Try Flying Bee Ranch. They're pretty good.

http://www.flyingbeeranch.net

Aqualab
11-04-2012, 09:34 AM
Thanks THawk - can never have too many forum member recommended sources of honey!

On a side note, the clover honey I ordered from Fruitwood Orchards in NJ showed up yesterday. Hopefully that means they did not get hit too bad from the storm. Honey looks great, I like the 1 gal see-through jars vs the white plastic tubs some other providers use. Just a preference. So now I can start my new 12 gal batch today with the 30 lbs from them. Going with the Lalvin EC 1118 dry yeast for this batch - assuming 3 packets for this size run.

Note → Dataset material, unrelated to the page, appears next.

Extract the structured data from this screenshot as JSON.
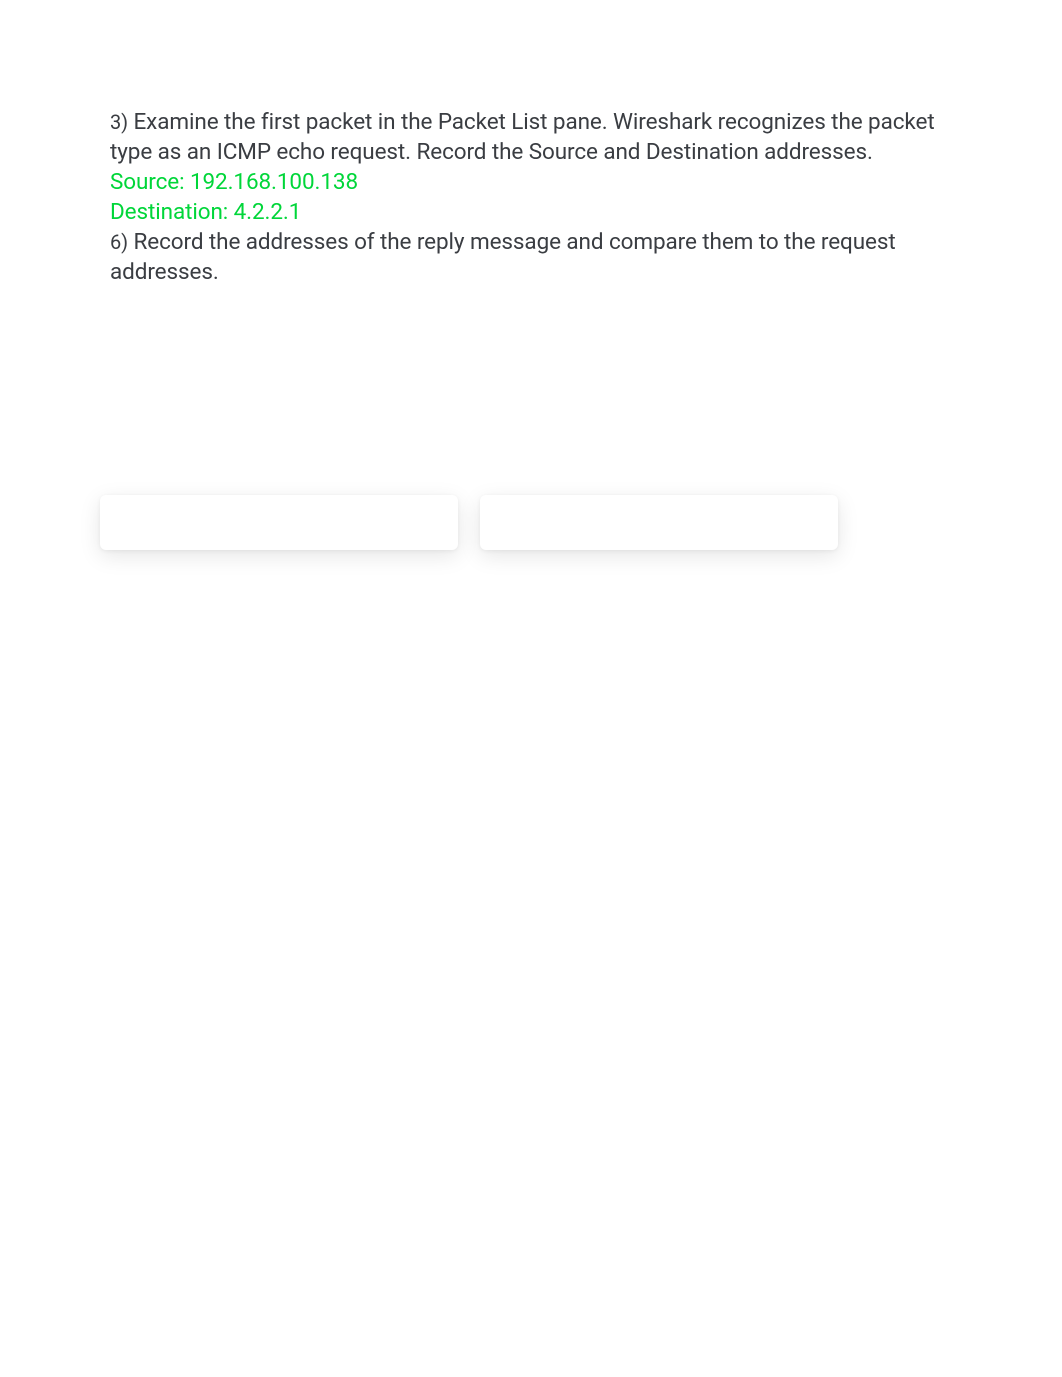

The other 35 lbs of clover I impatiently ordered from the webstaurant store will arrive sometime this coming week - honey overload! Is there a best way to store honey? Will have to wait until the first 12-gal batch is ready to bottle before I can start the second one. Second batch I'm going with the Lalvin K1V 1116.

Anybody ever use: Super Kleer 2 Part Wine Finings to clarify their mead?
Not sure exactly when to add to the must?

fatbloke
11-04-2012, 02:10 PM
No need to worry much about honey storage (especially in the suppliers container). If it lasts 3 millennia buried in the heat of the Egyptian deserts, then I'm confident it's gonna be fine stored at your place......

As for the finings, not used that particular one, but the similar 2 part one thats available here works well. You just make sure that the ferment is finisfhed with 3 consecutive gravity readings, each one taken a couple or three days apart. If the gravity stays the same, then its ready.

You just rack it off the gross lees, de-gas, then follow the instructions. It should be clear a couple of days later.

As a side point, if you have an appropriate container, the batch is best aged in bulk, as it makes for a consistent bottling, when its ready, but of course you can bottle the finished product. If you vary the size of the bottles, and then you just taste the smallest quantity as a quality control to judge when its ready to drink (or of it needs a little something - like acid or back sweetening, etc).

THawk
11-04-2012, 07:13 PM
you just taste the smallest quantity as a quality control to judge when its ready to drink (or of it needs a little something - like acid or back sweetening, etc).

Well, the QC taste need not be a small quantity, you know... ;D

Chevette Girl
11-05-2012, 12:13 AM
Honey looks great, I like the 1 gal see-through jars vs the white plastic tubs some other providers use.

1 gallon jars are GREAT for doing JAO's and variants... Just sayin'... :)